Hours or days after deep brain stimulation surgery, the electrodes are programmed by neurologists to ensure they stimulate the patient’s brain as planned. This technology can uniquely contribute to their understanding of the patient’s anatomy on a new level, supporting visualization-based programming in place of traditional trial and error approaches.
The 3D reconstructions the clinician can view in a spatial computing headset such as Magic Leap 1 greatly assists in their understanding of very complex anatomy. An example from vascular surgery would be a deep-seated kidney artery aneurysm, in which a true-to-life representation provides a much clearer picture into the case than two dimensional scans aloneiv.
In the future when spatial computing and related technologies come into regular use intraoperatively, the surgeon will have access to a range of data, without ever having to look away from the surgical situation. Bloodwork results, stent graft measurements, EKG, preoperative images, or even the radiation exposure to the surgical team could be displayed, turning the surgeon’s field of view into a “virtual cockpit”v.
Spatial Surgery is Both the Future and the Present
In neurosurgery, CMF, functional and vascular surgery today, augmented reality and spatial computing technologies are already in use and increasingly becoming an essential tool to better understand anatomy and ensure the best possible surgical plans.
Since spatial computing technologies are adaptable to changes and new developments, they will continue to play a significant role in surgery in the future. Incorporating these advanced visualization tools into surgical workflows is already an easy step clinicians can take today to ensure their patients have great surgical outcomes.
Spatial computing also has many use cases outside of surgery that have the potential to transform how healthcare is delivered and how patients engage with their own care. There are more than 10 clinical studies underway by Magic Leap partners working on Magic Leap 1 in use cases outside the operating room.
i Rosen JM. Virtual Reality and Medicine-Challenges for the Twenty‐First Century. Wiley Online Library. https://onlinelibrary.wiley.com/doi/abs/10.1002/0471216690.ch4. Published October 29, 2001. Accessed October 20, 2020.
ii Phan K, Kim JS, Kim JH, et al. Anesthesia Duration as an Independent Risk Factor for Early Postoperative Complications in Adults Undergoing Elective ACDF. Global spine journal. https://www.ncbi.nlm.nih.gov/pmc/articles/PMC5721997/. Published December 2017. Accessed October 20, 2020.
iii CMF PAPER BEING PUBLISHED
iv Böckler, D., Geisbüsch, P., Hatzl, J. et al. Erste Anwendungsoptionen von künstlicher Intelligenz und digitalen Systemen im gefäßchirurgischen Hybridoperationssaal der nahen Zukunft. Gefässchirurgie (2020). https://doi.org/10.1007/s00772-020-00666-9
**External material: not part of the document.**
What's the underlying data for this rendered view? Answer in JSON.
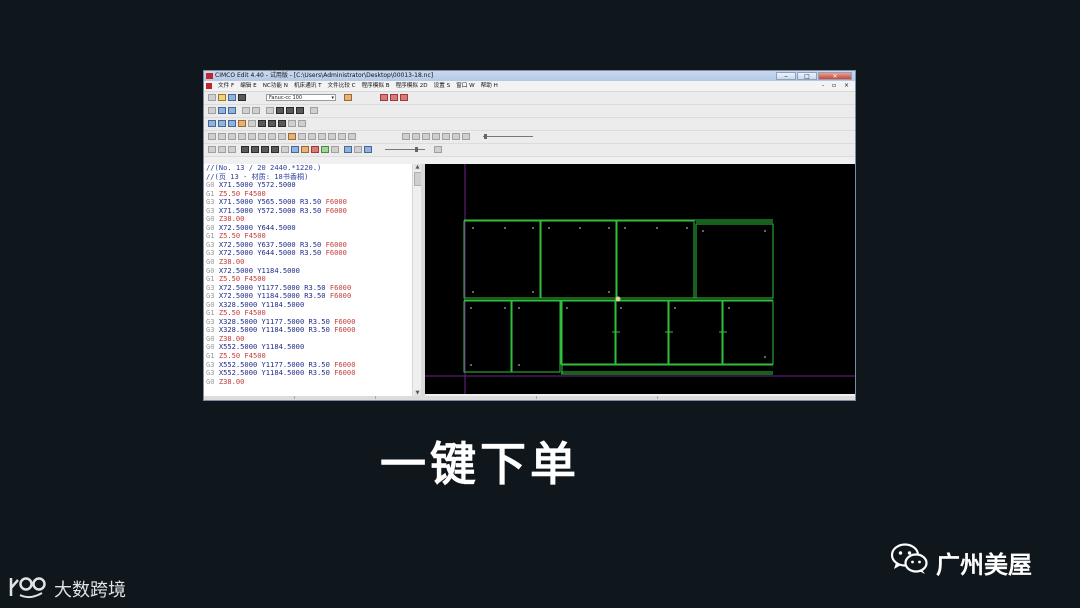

v Böckler, D., Geisbüsch, P., Hatzl, J. et al. Erste Anwendungsoptionen von künstlicher Intelligenz und digitalen Systemen im gefäßchirurgischen Hybridoperationssaal der nahen Zukunft. Gefässchirurgie (2020). https://doi.org/10.1007/s00772-020-00666-9